The European process industry is facing major challenges. Modern, large-scale production facilities in other parts of the world are often more efficient. Furthermore, limited access to inexpensive shale gas from North America has led to an additional disadvantage for the European industry. At the same time, the European Union (EU) has implemented policy instruments aiming at increasing the costs for emitting Greenhouse Gases (GHG) in order to curb global warming.
According to the International Energy Agency (IEA), the only measure that decreases GHG emissions and at the same time achieves economic, environmental and societal goals is increasing energy efficiency. Clusters of industrial production plants often offer considerable opportunities to increase efficiency at the total site level. Another option for the process industry is to tap into new markets in order to stay competitive. The interest for biomass based products has increased lately due to societal expectations for sustainable development and renewable feedstock based products.

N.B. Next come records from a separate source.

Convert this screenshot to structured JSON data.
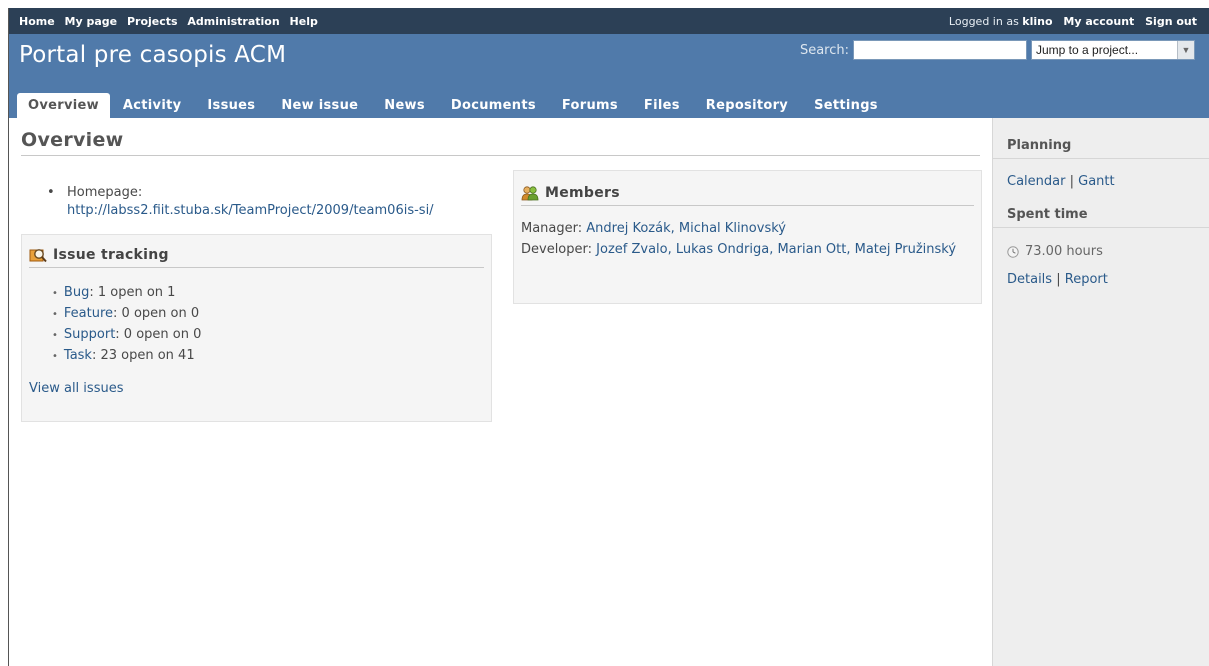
{
  "top_menu": {
    "items": [
      "Home",
      "My page",
      "Projects",
      "Administration",
      "Help"
    ],
    "logged_prefix": "Logged in as",
    "user": "klino",
    "my_account": "My account",
    "sign_out": "Sign out"
  },
  "header": {
    "title": "Portal pre casopis ACM",
    "search_label": "Search:",
    "search_value": "",
    "jump_label": "Jump to a project..."
  },
  "tabs": [
    "Overview",
    "Activity",
    "Issues",
    "New issue",
    "News",
    "Documents",
    "Forums",
    "Files",
    "Repository",
    "Settings"
  ],
  "main": {
    "page_title": "Overview",
    "homepage_label": "Homepage:",
    "homepage_url": "http://labss2.fiit.stuba.sk/TeamProject/2009/team06is-si/",
    "issue_tracking": {
      "title": "Issue tracking",
      "items": [
        {
          "tracker": "Bug",
          "text": ": 1 open on 1"
        },
        {
          "tracker": "Feature",
          "text": ": 0 open on 0"
        },
        {
          "tracker": "Support",
          "text": ": 0 open on 0"
        },
        {
          "tracker": "Task",
          "text": ": 23 open on 41"
        }
      ],
      "view_all": "View all issues"
    },
    "members": {
      "title": "Members",
      "manager_label": "Manager:",
      "managers": "Andrej Kozák, Michal Klinovský",
      "developer_label": "Developer:",
      "developers": "Jozef Zvalo, Lukas Ondriga, Marian Ott, Matej Pružinský"
    }
  },
  "sidebar": {
    "planning_title": "Planning",
    "calendar": "Calendar",
    "gantt": "Gantt",
    "spent_title": "Spent time",
    "hours": "73.00 hours",
    "details": "Details",
    "report": "Report",
    "separator": "|"
  },
  "colors": {
    "top_menu_bg": "#2c4056",
    "header_bg": "#507aaa",
    "link": "#2a5a8a",
    "sidebar_bg": "#eeeeee"
  }
}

This work presents a framework methodology that can provide guidance to the process industry in order to manage this transformation in an efficient way. Process integration tools are used to identify common measures to improve energy efficiency at a site-wide scale. This targeting procedure is followed by a detailed procedure for design and evaluation of practical energy efficiency measures. This step should be performed in close collaboration with experts from the industrial cluster in order to present solutions that can overcome some of the main barriers for the implementation of common energy efficiency measures. The knowledge obtained during this targeting and design process can also be used to identify favourable ways to integrate biomass based processes that can replace fossil with biogenic feedstocks and utilise existing infrastructure. In most chemical processes, there is usually excess process heat that cannot be utilised internally. In the last stage of the framework methodology developed in this work, the opportunity to export industrial excess heat should be investigated. This includes an assessment of the quantity of available heat, the economic feasibility and the competition between internal integration and the export of heat.

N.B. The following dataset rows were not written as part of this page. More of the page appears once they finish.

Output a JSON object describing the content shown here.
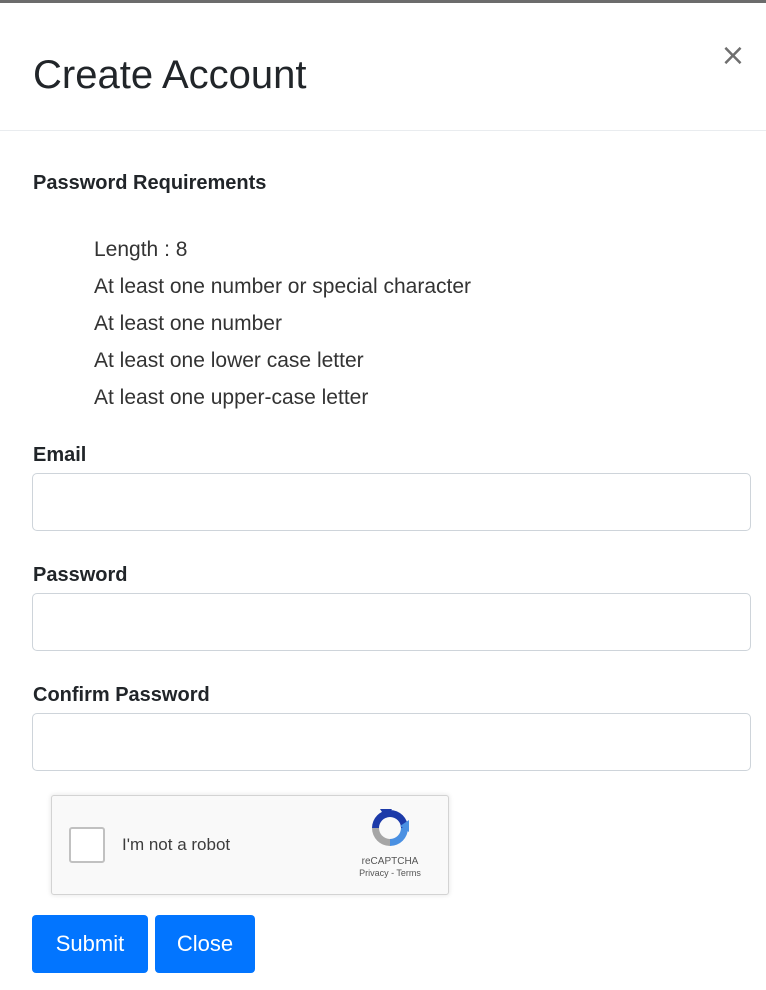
{
  "modal": {
    "title": "Create Account",
    "close_symbol": "×"
  },
  "requirements": {
    "heading": "Password Requirements",
    "items": [
      "Length : 8",
      "At least one number or special character",
      "At least one number",
      "At least one lower case letter",
      "At least one upper-case letter"
    ]
  },
  "form": {
    "email_label": "Email",
    "email_value": "",
    "password_label": "Password",
    "password_value": "",
    "confirm_label": "Confirm Password",
    "confirm_value": ""
  },
  "recaptcha": {
    "label": "I'm not a robot",
    "brand": "reCAPTCHA",
    "links": "Privacy - Terms",
    "checked": false
  },
  "buttons": {
    "submit": "Submit",
    "close": "Close"
  },
  "colors": {
    "primary": "#0275ff",
    "text": "#212529",
    "border": "#ced4da"
  }
}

The framework methodology is demonstrated via a case study of a chemical cluster in Sweden.
total site analysis